According to The Environmental Protection Agency (EPA), one of the most important variables in determining water quality standards and industrial water treatment methods is the water’s intended use.
Public water systems are required to publish annual water reports that identify the local water supply and level of contaminants. You can find this information through your local water utility website. Although the EPA regulations are in place to measure contaminants, they’re just a safeguard, protecting against the minimum. Culligan can perform an extensive water test to check for the presence of contaminants and recommend a long-term solution that can target and remove damaging contaminants from your water supply.
Industrial Water Treatment Methods
There are three different classifications within industrial water treatment practices: wastewater treatment, and cooling water treatment.
- Wastewater treatment: This covers all the mechanisms used to treat wastewater produced as a by-product of industrial processes or commercial activities. After the treatment, this wastewater can be released into the environment or sanitary sewer. When treated properly, a manufacturer can also reuse the water.
- Boiler water treatment: Steam boilers corrode. Rust can accumulate in the water and leave residue. It also takes more fuel to heat the same amount of water due to corroded materials. This treatment eliminates rust, allowing the boiler to work efficiently without compromising water quality.
- Cooling water treatment: Similar to steam boilers, cooling towers can scale up and corrode. If left untreated, contaminated water makes the perfect breeding ground for bacteria.
Industrial Water Treatment’s Biggest Problem Areas
The most difficult and expensive procedure of the above industrial water treatment methods is the disposal of industrial wastewater. Many industrial facilities such as refineries, chemical plants, and pharmaceutical buildings have onsite facilities for wastewater treatment. Industrial water treatment focuses on managing the biggest problem areas, which include:
- Scaling: Water contains a lot of dissolved minerals, such as calcium and magnesium. At the wrong temperature and with the right chemical reactions, dissolved minerals harden and form solid deposits on metal surfaces. The problem is that scale is a good insulator that prevents needed heat exchanges between the metal container (boiler) and the water.
- Corrosion: Corrosion happens when metal materials oxidize. Besides compromising the integrity of the equipment, the oxidized metal can form solid deposits in the water. Corrosion also leads to leaks; if the water is stored in a pressurized system, failure due to leaking can cause catastrophic damage.
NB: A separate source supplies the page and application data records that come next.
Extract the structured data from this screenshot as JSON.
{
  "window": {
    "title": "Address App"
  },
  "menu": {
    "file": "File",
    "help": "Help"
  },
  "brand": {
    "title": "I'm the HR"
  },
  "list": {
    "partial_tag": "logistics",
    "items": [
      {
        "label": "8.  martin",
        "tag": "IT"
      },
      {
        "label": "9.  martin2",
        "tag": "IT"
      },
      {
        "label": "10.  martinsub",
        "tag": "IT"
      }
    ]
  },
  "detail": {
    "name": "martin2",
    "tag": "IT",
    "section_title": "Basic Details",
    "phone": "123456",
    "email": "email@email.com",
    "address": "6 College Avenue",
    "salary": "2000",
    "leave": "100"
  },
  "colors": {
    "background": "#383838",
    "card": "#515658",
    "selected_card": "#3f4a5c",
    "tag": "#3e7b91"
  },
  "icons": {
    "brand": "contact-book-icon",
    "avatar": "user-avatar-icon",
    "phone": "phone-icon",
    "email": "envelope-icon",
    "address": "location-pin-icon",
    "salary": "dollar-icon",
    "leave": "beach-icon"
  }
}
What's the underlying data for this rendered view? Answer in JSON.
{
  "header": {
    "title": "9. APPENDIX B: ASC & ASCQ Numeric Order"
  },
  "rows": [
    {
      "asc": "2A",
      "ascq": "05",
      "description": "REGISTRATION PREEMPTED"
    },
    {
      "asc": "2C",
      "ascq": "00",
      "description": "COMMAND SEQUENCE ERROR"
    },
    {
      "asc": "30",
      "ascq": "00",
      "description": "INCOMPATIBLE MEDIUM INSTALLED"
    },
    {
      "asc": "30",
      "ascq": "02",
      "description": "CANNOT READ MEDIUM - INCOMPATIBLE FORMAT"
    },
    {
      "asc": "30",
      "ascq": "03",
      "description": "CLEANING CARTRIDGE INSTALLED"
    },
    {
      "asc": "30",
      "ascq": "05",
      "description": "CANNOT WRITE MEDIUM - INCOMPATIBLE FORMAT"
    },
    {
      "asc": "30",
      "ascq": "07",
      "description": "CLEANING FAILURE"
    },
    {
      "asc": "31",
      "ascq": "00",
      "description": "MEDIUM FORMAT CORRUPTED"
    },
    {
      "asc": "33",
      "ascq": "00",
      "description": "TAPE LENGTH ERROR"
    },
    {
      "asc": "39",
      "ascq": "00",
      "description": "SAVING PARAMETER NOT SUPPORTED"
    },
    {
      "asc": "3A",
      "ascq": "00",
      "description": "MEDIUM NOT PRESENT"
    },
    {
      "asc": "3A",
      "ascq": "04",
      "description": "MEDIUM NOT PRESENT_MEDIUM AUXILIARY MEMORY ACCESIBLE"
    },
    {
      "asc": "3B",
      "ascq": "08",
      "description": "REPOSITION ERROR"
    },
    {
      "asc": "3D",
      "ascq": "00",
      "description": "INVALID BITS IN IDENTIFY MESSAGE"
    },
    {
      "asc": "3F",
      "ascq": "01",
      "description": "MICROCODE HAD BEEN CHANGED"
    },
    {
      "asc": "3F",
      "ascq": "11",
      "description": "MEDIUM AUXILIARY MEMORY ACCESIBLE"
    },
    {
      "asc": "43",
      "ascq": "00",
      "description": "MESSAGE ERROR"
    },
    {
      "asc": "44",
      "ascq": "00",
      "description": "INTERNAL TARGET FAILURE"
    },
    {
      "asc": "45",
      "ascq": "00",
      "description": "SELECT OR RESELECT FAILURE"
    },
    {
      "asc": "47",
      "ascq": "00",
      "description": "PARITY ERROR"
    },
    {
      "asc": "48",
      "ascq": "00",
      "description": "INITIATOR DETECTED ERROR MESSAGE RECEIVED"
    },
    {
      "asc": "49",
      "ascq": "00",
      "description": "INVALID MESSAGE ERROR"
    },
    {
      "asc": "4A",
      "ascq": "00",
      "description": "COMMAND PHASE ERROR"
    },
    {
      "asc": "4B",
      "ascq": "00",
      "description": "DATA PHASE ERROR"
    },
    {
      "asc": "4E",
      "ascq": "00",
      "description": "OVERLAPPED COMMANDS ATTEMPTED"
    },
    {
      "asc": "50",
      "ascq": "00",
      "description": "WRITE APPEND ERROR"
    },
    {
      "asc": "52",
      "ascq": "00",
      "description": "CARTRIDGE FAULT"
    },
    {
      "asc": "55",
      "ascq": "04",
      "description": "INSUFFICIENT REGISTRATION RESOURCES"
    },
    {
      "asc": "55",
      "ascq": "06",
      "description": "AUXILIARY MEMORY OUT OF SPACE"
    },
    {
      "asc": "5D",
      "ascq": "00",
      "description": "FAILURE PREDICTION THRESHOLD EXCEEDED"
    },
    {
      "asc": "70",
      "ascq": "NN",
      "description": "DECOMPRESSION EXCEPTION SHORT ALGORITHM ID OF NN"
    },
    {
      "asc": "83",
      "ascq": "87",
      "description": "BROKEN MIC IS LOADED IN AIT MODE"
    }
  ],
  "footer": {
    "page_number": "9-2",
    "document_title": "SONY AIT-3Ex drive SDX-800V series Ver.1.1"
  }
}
- Microbes: In untreated cooling water, microbes thrive. Warm temperatures and an abundance of organic nutrients create ideal environments for microorganisms to breed. Biocides must be used to kill dangerous bacteria, but also be safe for humans.